AnderZ: Scammers can scam people because they are so very smart. Always ask around in person or Facebook Groups. Check reviews (a lot of troublesome rental agencies have lots of negative comments). When checking a place you can see the maintenance. The bad landlords mostly do not perform maintenance. Via you can calculate the legal rental price which is currently dictated by law up to 800 (will be 1,200) if you already rent you can contact agencies like Frently

Question 9: I’m planning on moving to the Netherlands next year and I want to rent, so how far ahead should I start looking? Can I house hunt from abroad?

Van Der Meulen: Finding a house from abroad is possible, you can have an online viewing (by Skype or WhatsApp for example) and you can sign the rental contract on your computer. It’s best to look between 1 and 3 months upfront, or send the estate agency an email with your requirements so they can look out for new offers. As an estate agency it’s not always possible to know what houses will be available many months upfront (since tenants do have a calendar month notice).

IQ: Most houses are on the market just 1 month before availability. This is because legally the tenants have to give notice one month before leaving. So best timing to find your new home is around the first of the month prior to the start of the rental. In some cases, you are able to succeed earlier. At 123Wonen we generally advise you to start looking 3 months in advance.

Yes, you can rent from abroad so you can move in the new home upon arrival. We arrange viewings through Skype, Facetime etc. so you are there with us and ask questions. We can also help with a short stay rent for some months and you can find a more permanent housing solution from there.

AnderZ: Downside of renting is that people do not understand you can cancel 6 months in advance, but no less than 1 calendar month. Most people cancel in the last month, so it is hard to find anything in the near future. Also, most agencies want you to visit in person. Sometimes a paid professional could do video viewings for you.

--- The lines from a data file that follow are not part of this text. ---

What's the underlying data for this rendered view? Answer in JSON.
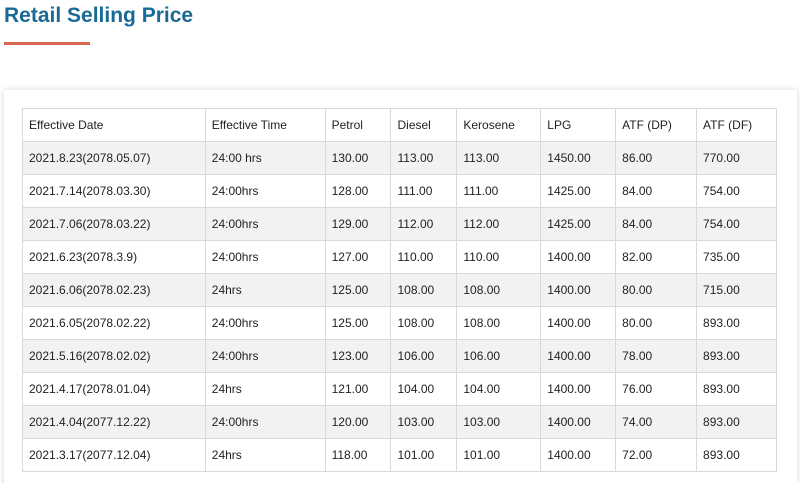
{
  "page": {
    "title": "Retail Selling Price"
  },
  "table": {
    "headers": [
      "Effective Date",
      "Effective Time",
      "Petrol",
      "Diesel",
      "Kerosene",
      "LPG",
      "ATF (DP)",
      "ATF (DF)"
    ],
    "rows": [
      [
        "2021.8.23(2078.05.07)",
        "24:00 hrs",
        "130.00",
        "113.00",
        "113.00",
        "1450.00",
        "86.00",
        "770.00"
      ],
      [
        "2021.7.14(2078.03.30)",
        "24:00hrs",
        "128.00",
        "111.00",
        "111.00",
        "1425.00",
        "84.00",
        "754.00"
      ],
      [
        "2021.7.06(2078.03.22)",
        "24:00hrs",
        "129.00",
        "112.00",
        "112.00",
        "1425.00",
        "84.00",
        "754.00"
      ],
      [
        "2021.6.23(2078.3.9)",
        "24:00hrs",
        "127.00",
        "110.00",
        "110.00",
        "1400.00",
        "82.00",
        "735.00"
      ],
      [
        "2021.6.06(2078.02.23)",
        "24hrs",
        "125.00",
        "108.00",
        "108.00",
        "1400.00",
        "80.00",
        "715.00"
      ],
      [
        "2021.6.05(2078.02.22)",
        "24:00hrs",
        "125.00",
        "108.00",
        "108.00",
        "1400.00",
        "80.00",
        "893.00"
      ],
      [
        "2021.5.16(2078.02.02)",
        "24:00hrs",
        "123.00",
        "106.00",
        "106.00",
        "1400.00",
        "78.00",
        "893.00"
      ],
      [
        "2021.4.17(2078.01.04)",
        "24hrs",
        "121.00",
        "104.00",
        "104.00",
        "1400.00",
        "76.00",
        "893.00"
      ],
      [
        "2021.4.04(2077.12.22)",
        "24:00hrs",
        "120.00",
        "103.00",
        "103.00",
        "1400.00",
        "74.00",
        "893.00"
      ],
      [
        "2021.3.17(2077.12.04)",
        "24hrs",
        "118.00",
        "101.00",
        "101.00",
        "1400.00",
        "72.00",
        "893.00"
      ]
    ]
  },
  "colors": {
    "title": "#1a6a96",
    "accent_underline": "#d6694f",
    "row_stripe": "#f2f2f2",
    "border": "#d9d9d9"
  }
}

Question 10: Why isn’t there student housing provided by universities?

AnderZ: It is, but there are way less rooms than accepted students. Each year students have big trouble finding anything in Groningen.

Question 11: Can (foreign) students sign up for social housing?

IQ: SSH is active in Groningen, and you can apply at SSH Groningen.

Want to find out more about the housing market in the north? Check out our page on Housing and discover all of our trusted Housing service providers..